I know there is a chemical off in my brain. I know there are reasons that I think how I do, and act how I do. I know there is something that triggers for me, the good days, the bad days, the big, wonderful days, and I am working on getting them all right. All aligned for the better. But even on those days, when I’m picking weeds just to hear the pop, I know there will be a day coming down the line where I will want to plant more flowers, move about in the world with others, and love myself a little more. Here’s to more of those days, friends.

As always, take care of others, but also take care of yourself.

M.

Tattered

That word has been on my mind. Tattered. But not in the sense that you think. I haven’t been thinking of tattered clothes; worn out socks, hip jeans made to look abused. I’ve been thinking of what a tattered person looks like. A tattered life. A tattered mind. A tattered soul. The OED says tatter is from Middle English, slashed scraps of cloth. Being in poor condition. Yeah, I feel that some days.

I struggle with mental health issues. I have been diagnosed with depression and generalized anxiety. I take pills to cope. I reject common ways of decompressing my stress. I don’t work out when I’m having a panic attack, or do yoga, even though I know it helps. I don’t meditate or focus on my breath. I don’t count to ten or repeat a word over and over until the feeling goes away.

I eat. I cry. I hide in my bathroom, or under my blankets, or in the closet with the door closed until the feeling of panic, willed by brain receptors not firing correctly, passes. If I’m in the car, I turn the radio up loud and I sing, oblivious to anyone watching. If I’m somewhere with people, in a situation I can’t get out of, I shut down. Unless there is wine, then I drink.

I’ve learned these coping mechanisms through trial and error, because these problems aren’t new. I don’t read self-help books. I feel a stigma with doing that. I don’t routinely visit a therapist, I always feel worse when I’m there. I don’t even take some of my medicine regularly. I almost forget it’s there when I really need it. In short, I have some work to do, but it’s on me. And that’s the problem.

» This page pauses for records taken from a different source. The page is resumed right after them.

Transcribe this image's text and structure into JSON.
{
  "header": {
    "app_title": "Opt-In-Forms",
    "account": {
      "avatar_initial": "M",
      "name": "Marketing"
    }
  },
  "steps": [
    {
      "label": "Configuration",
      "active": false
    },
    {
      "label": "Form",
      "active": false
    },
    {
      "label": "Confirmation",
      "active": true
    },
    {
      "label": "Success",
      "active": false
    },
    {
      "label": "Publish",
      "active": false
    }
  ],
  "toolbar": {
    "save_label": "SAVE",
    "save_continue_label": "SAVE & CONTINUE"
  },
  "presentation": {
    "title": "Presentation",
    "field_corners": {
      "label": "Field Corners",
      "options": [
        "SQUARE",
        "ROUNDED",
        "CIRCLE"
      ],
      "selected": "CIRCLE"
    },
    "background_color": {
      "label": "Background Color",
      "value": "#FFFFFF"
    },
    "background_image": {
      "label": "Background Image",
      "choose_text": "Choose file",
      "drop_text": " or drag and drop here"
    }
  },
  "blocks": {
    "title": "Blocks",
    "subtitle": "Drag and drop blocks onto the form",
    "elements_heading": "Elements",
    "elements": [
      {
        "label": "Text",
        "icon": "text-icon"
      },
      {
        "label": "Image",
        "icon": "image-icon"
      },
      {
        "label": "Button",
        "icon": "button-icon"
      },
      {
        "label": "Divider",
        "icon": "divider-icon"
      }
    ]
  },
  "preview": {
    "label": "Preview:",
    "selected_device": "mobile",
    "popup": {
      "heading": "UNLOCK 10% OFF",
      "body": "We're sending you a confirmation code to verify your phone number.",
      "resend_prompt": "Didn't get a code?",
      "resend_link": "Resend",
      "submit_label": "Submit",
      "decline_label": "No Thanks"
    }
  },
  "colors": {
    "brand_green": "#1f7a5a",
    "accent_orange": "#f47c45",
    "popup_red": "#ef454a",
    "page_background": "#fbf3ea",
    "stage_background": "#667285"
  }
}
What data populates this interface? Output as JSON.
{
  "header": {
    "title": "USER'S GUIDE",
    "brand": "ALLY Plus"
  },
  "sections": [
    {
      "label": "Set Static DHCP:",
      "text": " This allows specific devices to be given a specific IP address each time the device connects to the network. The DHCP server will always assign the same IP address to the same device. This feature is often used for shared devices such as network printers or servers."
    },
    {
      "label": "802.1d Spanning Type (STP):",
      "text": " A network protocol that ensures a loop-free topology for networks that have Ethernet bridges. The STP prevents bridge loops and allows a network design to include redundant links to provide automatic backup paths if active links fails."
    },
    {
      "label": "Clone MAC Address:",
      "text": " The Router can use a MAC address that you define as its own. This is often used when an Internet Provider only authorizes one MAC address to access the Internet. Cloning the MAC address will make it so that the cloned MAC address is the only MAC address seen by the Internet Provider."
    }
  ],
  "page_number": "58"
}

I have no problem putting others’ needs in front of my own. My son is P1. I worry about his health, his sleep, his school work, his friends. I worry that he’s getting a cough. I worry about his mental health. Then there’s my husband. Is he happy or just content? I worry about my dog. Why does he bark that way? Does he need outside? Should I take him to the vet for this behavior? Then there’s my mom. My family. My friends. Then, there’s me. By the time I get down to me I shrug and say, “I’ll be alright.” Cause, I will. I always have been. But even as I say this, I know this way of thinking takes a toll.

It has taken a toll, on a lot of us.

The curious thing is, back before I was a mommy, way back, before I was even a wife, just loosely hanging on as an “adult” I never worried about any of this. I never worried about worrying about myself. Even when myself was all I really had to worry over. God, that doesn’t make sense, I know. In more ways than one, but that’s the best way I can say it. Back when I could focus on myself, and not feel guilty about it, I didn’t know enough to know that my mental health was abnormal. I’ve always been this way, I thought this was normal. Then I started to meet people who didn’t wake up crying at 2 am because they realized death was inevitable and how could I actually stop feeling this weight press down on my chest?! And I was like, hmpf, that’s weird.

I dunno. I guess I am having a down day today. We all do sometimes. And then it all sort of adds up. So consider this mindless chatter, this relentless cloud of sadness that sort of hangs around me. Consider it, I don’t know, a reminder. Check in on your people. Call your mom. Send a handwritten card to someone you care about. If you feel up to it. But try to put your feelings and emotions and mental health first for a change. Then see how the rest falls around you. I hear if you can master it, it is remarkable. Meanwhile, put on some new sweatpants. Take a shower. Wash your hair and don’t blow dry it. Get out of the tattered place and back into the sunshine.

M.